§ **DIRECTIONS**
Sort through the entries below and pull out lines containing the word "logo".

(Excerpts from an interface dataset)
———

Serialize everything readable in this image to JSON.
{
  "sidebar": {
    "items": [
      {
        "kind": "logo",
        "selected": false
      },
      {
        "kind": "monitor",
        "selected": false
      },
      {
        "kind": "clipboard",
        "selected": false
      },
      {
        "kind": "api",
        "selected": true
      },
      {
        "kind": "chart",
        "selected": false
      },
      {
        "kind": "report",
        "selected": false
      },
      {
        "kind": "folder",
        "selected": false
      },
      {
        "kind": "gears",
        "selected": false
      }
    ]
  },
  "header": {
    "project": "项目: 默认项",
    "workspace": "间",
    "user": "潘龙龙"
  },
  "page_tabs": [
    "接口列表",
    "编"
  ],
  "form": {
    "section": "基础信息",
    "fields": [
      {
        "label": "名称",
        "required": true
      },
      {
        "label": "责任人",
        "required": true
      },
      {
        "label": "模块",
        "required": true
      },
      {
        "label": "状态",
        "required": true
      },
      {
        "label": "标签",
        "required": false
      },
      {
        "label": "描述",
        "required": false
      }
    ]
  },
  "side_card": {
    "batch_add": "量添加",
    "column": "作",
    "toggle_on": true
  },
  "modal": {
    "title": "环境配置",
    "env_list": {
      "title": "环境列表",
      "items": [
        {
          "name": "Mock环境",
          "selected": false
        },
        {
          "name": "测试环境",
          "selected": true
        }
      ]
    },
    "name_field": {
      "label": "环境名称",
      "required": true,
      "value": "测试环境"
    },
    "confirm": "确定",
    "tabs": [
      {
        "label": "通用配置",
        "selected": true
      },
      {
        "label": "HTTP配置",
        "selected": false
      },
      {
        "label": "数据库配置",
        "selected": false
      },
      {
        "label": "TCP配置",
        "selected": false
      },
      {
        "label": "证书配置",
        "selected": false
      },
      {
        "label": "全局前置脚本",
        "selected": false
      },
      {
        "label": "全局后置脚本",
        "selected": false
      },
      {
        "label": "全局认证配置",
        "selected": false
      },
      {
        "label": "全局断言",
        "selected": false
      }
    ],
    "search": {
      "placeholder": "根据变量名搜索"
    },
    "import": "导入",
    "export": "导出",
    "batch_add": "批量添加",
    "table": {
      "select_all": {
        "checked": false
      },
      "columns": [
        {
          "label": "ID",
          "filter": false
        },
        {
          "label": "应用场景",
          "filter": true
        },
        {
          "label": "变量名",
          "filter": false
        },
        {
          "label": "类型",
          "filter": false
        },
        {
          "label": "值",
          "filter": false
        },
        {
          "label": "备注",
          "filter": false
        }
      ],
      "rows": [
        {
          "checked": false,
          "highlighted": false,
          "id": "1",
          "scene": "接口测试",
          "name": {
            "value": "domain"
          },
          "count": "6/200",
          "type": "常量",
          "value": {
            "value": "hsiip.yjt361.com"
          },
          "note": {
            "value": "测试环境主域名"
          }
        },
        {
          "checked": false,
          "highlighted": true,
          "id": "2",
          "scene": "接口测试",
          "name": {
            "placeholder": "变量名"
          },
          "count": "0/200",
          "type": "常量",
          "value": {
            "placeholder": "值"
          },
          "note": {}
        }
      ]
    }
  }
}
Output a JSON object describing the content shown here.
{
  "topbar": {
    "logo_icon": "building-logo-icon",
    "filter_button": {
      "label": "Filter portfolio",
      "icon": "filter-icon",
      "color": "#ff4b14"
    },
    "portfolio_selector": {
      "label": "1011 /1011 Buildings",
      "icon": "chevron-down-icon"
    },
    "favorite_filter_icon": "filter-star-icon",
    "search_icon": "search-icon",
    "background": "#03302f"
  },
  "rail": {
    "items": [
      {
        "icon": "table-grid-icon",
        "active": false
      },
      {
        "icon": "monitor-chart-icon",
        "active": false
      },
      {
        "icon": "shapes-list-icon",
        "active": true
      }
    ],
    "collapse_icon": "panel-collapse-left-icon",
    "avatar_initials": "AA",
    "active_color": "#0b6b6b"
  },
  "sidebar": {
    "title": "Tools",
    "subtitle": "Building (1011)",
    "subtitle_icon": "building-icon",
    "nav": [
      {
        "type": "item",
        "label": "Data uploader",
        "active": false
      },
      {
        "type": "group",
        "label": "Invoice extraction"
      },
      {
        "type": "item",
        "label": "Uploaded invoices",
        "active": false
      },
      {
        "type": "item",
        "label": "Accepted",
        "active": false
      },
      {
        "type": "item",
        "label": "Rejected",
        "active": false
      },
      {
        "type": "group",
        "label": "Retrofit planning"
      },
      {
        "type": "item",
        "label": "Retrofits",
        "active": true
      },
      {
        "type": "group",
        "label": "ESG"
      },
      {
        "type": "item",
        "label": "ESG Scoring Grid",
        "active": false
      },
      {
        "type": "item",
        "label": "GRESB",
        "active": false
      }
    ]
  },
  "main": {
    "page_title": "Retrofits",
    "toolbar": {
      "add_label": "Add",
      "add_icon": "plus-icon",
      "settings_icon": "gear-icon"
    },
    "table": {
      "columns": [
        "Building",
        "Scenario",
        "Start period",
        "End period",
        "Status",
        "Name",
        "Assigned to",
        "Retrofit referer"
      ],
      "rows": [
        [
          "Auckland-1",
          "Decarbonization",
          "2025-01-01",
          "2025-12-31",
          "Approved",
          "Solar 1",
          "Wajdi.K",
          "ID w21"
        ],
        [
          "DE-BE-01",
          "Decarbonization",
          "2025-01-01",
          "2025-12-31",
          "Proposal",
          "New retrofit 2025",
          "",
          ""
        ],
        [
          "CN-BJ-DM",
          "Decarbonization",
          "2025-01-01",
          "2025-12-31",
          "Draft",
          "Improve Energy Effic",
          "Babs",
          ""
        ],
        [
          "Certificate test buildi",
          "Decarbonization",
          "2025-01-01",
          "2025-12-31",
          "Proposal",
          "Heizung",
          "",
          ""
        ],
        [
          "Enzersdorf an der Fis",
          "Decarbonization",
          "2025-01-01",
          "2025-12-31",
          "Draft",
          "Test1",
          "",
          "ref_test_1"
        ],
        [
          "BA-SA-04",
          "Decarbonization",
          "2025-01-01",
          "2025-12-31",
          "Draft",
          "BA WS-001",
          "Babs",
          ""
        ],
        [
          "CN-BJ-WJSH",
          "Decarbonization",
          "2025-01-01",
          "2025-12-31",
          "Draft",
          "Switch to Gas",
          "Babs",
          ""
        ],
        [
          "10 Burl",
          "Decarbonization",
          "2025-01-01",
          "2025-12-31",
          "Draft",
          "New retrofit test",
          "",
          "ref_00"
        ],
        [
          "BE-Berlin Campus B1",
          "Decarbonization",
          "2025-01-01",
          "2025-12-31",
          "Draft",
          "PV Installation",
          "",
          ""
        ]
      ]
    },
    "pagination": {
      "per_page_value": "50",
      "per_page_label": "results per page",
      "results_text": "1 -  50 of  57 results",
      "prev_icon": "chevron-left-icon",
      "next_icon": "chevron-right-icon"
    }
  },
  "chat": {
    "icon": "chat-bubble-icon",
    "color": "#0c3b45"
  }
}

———

§ **TASK OUTPUT**
        "kind": "logo",
    "logo_icon": "building-logo-icon",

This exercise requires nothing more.